In both the professional and private spheres, I predict a catch-up effect towards a new normality, which will probably not differ that much from the old one.

What advice do you give to the founders in The Drivery to get through the crisis?

The market is changing at a very fast pace. So your own business model must be continually and consistently be questioned and adapted. Agility is the strength of young founders and smaller teams in particular. Always be confident and courageous, but not reckless! If a business model no longer works, you should admit this in good time and have the courage to fail – as long as it is still cheap. It is never too late to use the experience gained for a new start.

What were the big milestones in the mobility industry this year?

There is still a lack of significant milestones and disruptive innovations. The high acceptance of electric mobility is a highlight. However, this is largely motivated by state subsidies, and less by outstanding technological offerings.
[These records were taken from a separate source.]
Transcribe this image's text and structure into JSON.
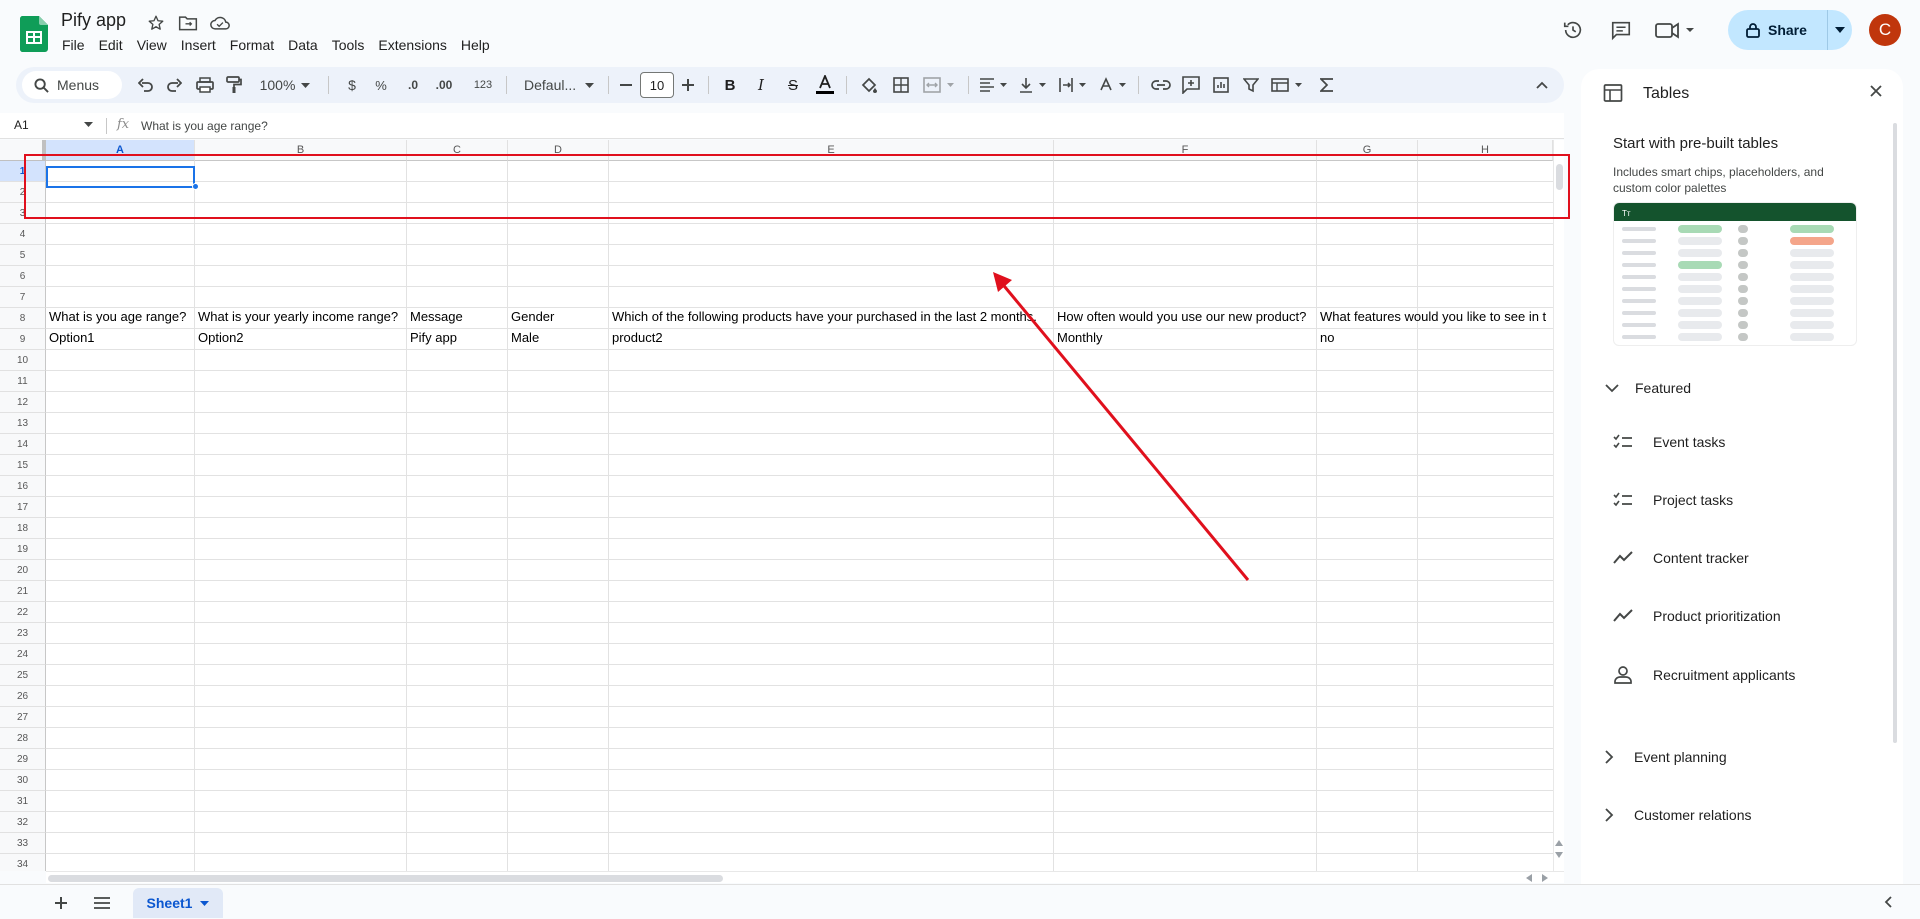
{
  "app": {
    "doc_title": "Pify app",
    "menu": [
      "File",
      "Edit",
      "View",
      "Insert",
      "Format",
      "Data",
      "Tools",
      "Extensions",
      "Help"
    ],
    "share_label": "Share",
    "avatar_letter": "C"
  },
  "toolbar": {
    "search_label": "Menus",
    "zoom": "100%",
    "currency": "$",
    "percent": "%",
    "dec_decrease": ".0",
    "dec_increase": ".00",
    "number_format": "123",
    "font": "Defaul...",
    "font_size": "10"
  },
  "formula_bar": {
    "cell_ref": "A1",
    "fx": "fx",
    "content": "What is you age range?"
  },
  "grid": {
    "columns": [
      "A",
      "B",
      "C",
      "D",
      "E",
      "F",
      "G",
      "H"
    ],
    "row_numbers": [
      "1",
      "2",
      "3",
      "4",
      "5",
      "6",
      "7",
      "8",
      "9",
      "10",
      "11",
      "12",
      "13",
      "14",
      "15",
      "16",
      "17",
      "18",
      "19",
      "20",
      "21",
      "22",
      "23",
      "24",
      "25",
      "26",
      "27",
      "28",
      "29",
      "30",
      "31",
      "32",
      "33",
      "34"
    ],
    "row1": [
      "What is you age range?",
      "What is your yearly income range?",
      "Message",
      "Gender",
      "Which of the following products have your purchased in the last 2 months.",
      "How often would you use our new product?",
      "What features would you like to see in t"
    ],
    "row2": [
      "Option1",
      "Option2",
      "Pify app",
      "Male",
      "product2",
      "Monthly",
      "no"
    ]
  },
  "sheet_tab": "Sheet1",
  "panel": {
    "title": "Tables",
    "heading": "Start with pre-built tables",
    "description": "Includes smart chips, placeholders, and custom color palettes",
    "featured_label": "Featured",
    "templates": [
      "Event tasks",
      "Project tasks",
      "Content tracker",
      "Product prioritization",
      "Recruitment applicants"
    ],
    "sections": [
      "Event planning",
      "Customer relations"
    ],
    "preview_header": "Tт"
  },
  "colors": {
    "accent": "#0b57d0",
    "share_bg": "#c2e7ff",
    "annotation": "#e0101d",
    "avatar": "#c0360c",
    "sheets_green": "#0f9d58"
  }
}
The Corona-induced boom of two-wheelers is also worth mentioning – be it e-bikes or traditional bicycles. However, I do not dare to speak of a milestone in the mobility industry in view of the fact that the bicycle was invented in 1817, and there is a high number of cyclists involved in accidents. 

It is also worth mentioning the intensification of the fight for space in urban areas, especially in view of the boom in delivery services. The “pressure of the road” has, along with driving, the potential to accelerate innovation in the years to come. I look forward to real milestones.

What will you take with you as key learnings for 2021?

The year 2020 has taught us that all the things we always took for granted are not self-evident. Even if the situation eases up in 2021, I personally will be more aware of successes and defeats. The true value of a community is shown in difficult times. With this in mind, I will do everything I can to strengthen The Drivery Community and be prepared for future common challenges, even in the good times that 2021 will hopefully bring. 

Founder & CEO of the Drivery